47

I have a C# routine that imports data from a CSV file, matches it against a database and then rewrites it to a file. The source file seems to have a few non-ASCII characters that are fouling up the processing routine.

I already have a static method that I run each input field through but it performs basic checks like removing commas and quotes. Does anybody know how I could add functionality that removes non-ASCII characters too?

45
string sOut = Encoding.ASCII.GetString(Encoding.ASCII.GetBytes(s))
2
  • 15
    Important to note that using asciiencoding will replace all non-ascii characters with '?'(63), which may or may not be what you want or expect. – captncraig Nov 12 '12 at 19:58
  • 12
    furthermore, you can check if it contains only ASCII, if s == sOut – Jaider Dec 12 '12 at 21:46
56

Here a simple solution:

public static bool IsASCII(this string value)
{
    // ASCII encoding replaces non-ascii with question marks, so we use UTF8 to see if multi-byte sequences are there
    return Encoding.UTF8.GetByteCount(value) == value.Length;
}

source: http://snipplr.com/view/35806/

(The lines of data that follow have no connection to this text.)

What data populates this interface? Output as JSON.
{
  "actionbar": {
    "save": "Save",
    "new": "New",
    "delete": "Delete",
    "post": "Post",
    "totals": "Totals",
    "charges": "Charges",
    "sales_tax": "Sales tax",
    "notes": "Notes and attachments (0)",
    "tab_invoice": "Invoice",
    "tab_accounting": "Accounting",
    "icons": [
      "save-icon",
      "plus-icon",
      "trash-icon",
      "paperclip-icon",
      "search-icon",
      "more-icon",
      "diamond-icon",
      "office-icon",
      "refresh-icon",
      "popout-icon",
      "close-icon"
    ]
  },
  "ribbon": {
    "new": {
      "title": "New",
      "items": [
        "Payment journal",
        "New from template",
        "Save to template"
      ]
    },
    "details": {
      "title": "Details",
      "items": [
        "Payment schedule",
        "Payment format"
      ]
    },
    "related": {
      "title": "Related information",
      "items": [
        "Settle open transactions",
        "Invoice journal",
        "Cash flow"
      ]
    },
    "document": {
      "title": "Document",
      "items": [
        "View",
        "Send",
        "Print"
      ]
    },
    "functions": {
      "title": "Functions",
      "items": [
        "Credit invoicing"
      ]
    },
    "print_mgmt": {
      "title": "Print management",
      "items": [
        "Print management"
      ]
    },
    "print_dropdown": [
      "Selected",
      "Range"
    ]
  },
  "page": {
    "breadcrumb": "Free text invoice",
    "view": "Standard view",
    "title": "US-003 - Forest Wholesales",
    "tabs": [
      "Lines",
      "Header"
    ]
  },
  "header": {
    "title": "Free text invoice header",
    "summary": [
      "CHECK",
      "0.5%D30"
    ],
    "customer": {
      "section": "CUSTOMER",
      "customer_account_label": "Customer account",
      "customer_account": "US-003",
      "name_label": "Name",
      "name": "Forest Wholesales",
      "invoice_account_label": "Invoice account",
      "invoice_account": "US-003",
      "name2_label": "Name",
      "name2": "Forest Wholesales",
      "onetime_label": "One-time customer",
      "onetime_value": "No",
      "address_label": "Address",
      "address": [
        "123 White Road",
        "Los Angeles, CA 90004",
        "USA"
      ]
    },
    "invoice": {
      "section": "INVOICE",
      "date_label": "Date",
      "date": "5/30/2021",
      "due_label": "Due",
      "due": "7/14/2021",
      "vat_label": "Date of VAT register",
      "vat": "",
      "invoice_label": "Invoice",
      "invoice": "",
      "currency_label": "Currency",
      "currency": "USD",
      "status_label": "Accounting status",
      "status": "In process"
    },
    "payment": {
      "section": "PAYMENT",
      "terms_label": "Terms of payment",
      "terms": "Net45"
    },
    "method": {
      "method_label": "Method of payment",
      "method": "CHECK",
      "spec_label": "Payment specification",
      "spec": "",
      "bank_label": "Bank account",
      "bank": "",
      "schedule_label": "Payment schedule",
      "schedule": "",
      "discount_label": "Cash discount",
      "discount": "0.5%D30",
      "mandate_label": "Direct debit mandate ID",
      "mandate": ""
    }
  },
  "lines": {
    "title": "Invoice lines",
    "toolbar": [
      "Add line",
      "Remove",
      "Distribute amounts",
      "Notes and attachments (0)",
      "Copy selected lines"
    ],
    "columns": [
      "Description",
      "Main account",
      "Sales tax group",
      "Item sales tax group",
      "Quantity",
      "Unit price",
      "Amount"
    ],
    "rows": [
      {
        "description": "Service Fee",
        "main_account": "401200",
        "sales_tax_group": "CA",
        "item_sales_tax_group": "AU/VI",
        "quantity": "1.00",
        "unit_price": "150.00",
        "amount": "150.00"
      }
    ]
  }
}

4
  • 4
    This solution has the benefit of working in portable class libraries, where Encoding.ASCII is not available. – Stephen Rudolph Jul 7 '14 at 16:09
  • 4
    It also has the benefit of being a lot faster than the accepted solution because it does not need to actually create an encoded string. – Roman Starkov Oct 13 '14 at 22:56
  • 7
    -1; the question asked for "functionality that removes non-ASCII characters", which this doesn't do. The title was ambiguous, but the solution to that is to clarify the title (which I've done), not to answer a question that the OP didn't ask. This might be a good answer to a different question than the one you've posted it on, but is a non-answer to the one you did. – Mark Amery May 5 '17 at 12:31
  • you are genius! – Malik Khalil Oct 9 '19 at 12:54
14

Do it all at once

public string ReturnCleanASCII(string s)
{
    StringBuilder sb = new StringBuilder(s.Length);
    foreach(char c in s)
    {
       if((int)c > 127) // you probably don't want 127 either
          continue;
       if((int)c < 32)  // I bet you don't want control characters 
          continue;
       if(c == ',')
          continue;
       if(c == '"')
          continue;
       sb.Append(c);
    }
    return sb.ToString();
}
1
  • I would want tab, line feed and carriage return (9, 10, 13), so I just added if ((int)c == 9 || (int)c == 10 || (int)c == 13) as the first if and append it. – Skillie Oct 29 '18 at 7:17
8

If you wanted to test a specific character, you could use

if ((int)myChar <= 127)

Just getting the ASCII encoding of the string will not tell you that a specific character was non-ASCII to begin with (if you care about that). See MSDN.

6

Here's an improvement upon the accepted answer:

string fallbackStr = "";

Encoding enc = Encoding.GetEncoding(Encoding.ASCII.CodePage,
  new EncoderReplacementFallback(fallbackStr),
  new DecoderReplacementFallback(fallbackStr));

string cleanStr = enc.GetString(enc.GetBytes(inputStr));

This method will replace unknown characters with the value of fallbackStr, or if fallbackStr is empty, leave them out entirely. (Note that enc can be defined outside the scope of a function.)

2

It sounds kind of strange that it's accepted to drop the non-ASCII.

Also I always recommend the excellent FileHelpers library for parsing CSV-files.

0
0
    public string RunCharacterCheckASCII(string s)
    {
        string str = s;
        bool is_find = false;
        char ch;
        int ich = 0;
        try
        {
            char[] schar = str.ToCharArray();
            for (int i = 0; i < schar.Length; i++)
            {
                ch = schar[i];
                ich = (int)ch;
                if (ich > 127) // not ascii or extended ascii
                {
                    is_find = true;
                    schar[i] = '?';
                }
            }
            if (is_find)
                str = new string(schar);
        }
        catch (Exception ex)
        {
        }
        return str;
    }

Your Answer

By clicking “Post Your Answer”, you agree to our terms of service, privacy policy and cookie policy

Not the answer you're looking for? Browse other questions tagged or ask your own question.